-- Prompt --
Which lines of the listing hold the string "BluRay"? Copy those lines.

┏━━

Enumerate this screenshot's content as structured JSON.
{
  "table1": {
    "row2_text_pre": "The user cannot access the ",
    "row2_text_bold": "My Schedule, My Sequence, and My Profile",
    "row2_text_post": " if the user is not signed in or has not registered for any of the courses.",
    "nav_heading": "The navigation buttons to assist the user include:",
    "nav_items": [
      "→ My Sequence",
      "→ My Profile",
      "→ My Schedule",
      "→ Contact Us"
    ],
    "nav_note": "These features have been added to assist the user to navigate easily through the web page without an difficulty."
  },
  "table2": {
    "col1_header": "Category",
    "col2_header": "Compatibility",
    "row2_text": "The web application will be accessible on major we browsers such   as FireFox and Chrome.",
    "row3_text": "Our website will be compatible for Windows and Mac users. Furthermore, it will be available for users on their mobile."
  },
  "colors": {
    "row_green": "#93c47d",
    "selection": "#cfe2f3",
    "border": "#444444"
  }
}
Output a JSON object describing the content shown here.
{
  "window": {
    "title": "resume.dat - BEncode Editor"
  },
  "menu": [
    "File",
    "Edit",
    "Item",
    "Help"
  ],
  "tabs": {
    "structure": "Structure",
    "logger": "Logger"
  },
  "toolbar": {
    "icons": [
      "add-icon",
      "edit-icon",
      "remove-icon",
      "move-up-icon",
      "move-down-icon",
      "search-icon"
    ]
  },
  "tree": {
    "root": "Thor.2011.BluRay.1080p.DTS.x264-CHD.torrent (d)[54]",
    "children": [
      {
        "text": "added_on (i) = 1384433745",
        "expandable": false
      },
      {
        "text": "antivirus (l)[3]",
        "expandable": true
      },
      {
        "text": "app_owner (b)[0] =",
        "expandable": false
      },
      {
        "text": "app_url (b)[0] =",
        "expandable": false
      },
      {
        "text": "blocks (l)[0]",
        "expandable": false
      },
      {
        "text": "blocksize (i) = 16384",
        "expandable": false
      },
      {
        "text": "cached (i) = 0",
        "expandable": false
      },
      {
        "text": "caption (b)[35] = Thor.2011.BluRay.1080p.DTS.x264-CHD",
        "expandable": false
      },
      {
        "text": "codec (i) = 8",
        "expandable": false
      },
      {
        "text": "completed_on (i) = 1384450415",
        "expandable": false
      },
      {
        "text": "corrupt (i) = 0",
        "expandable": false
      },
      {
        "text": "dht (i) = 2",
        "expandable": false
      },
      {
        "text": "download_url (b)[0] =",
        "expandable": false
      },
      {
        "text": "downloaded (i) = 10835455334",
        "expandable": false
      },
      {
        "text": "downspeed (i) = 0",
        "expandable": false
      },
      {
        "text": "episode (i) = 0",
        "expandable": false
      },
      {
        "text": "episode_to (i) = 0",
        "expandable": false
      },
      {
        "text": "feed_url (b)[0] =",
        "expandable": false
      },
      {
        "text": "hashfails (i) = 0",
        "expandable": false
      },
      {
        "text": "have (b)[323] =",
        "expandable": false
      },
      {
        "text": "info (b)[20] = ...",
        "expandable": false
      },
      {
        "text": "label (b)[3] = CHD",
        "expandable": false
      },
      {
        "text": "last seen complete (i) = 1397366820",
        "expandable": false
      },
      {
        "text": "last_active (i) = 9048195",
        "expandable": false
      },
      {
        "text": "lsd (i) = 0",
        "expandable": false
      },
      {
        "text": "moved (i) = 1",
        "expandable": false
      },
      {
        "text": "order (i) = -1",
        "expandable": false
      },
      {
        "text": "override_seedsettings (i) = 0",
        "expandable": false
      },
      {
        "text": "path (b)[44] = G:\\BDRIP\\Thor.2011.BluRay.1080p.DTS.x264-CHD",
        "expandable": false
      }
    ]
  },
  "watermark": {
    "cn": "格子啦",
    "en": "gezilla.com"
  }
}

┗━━

-- The answer --
    "root": "Thor.2011.BluRay.1080p.DTS.x264-CHD.torrent (d)[54]",
        "text": "caption (b)[35] = Thor.2011.BluRay.1080p.DTS.x264-CHD",
        "text": "path (b)[44] = G:\\BDRIP\\Thor.2011.BluRay.1080p.DTS.x264-CHD",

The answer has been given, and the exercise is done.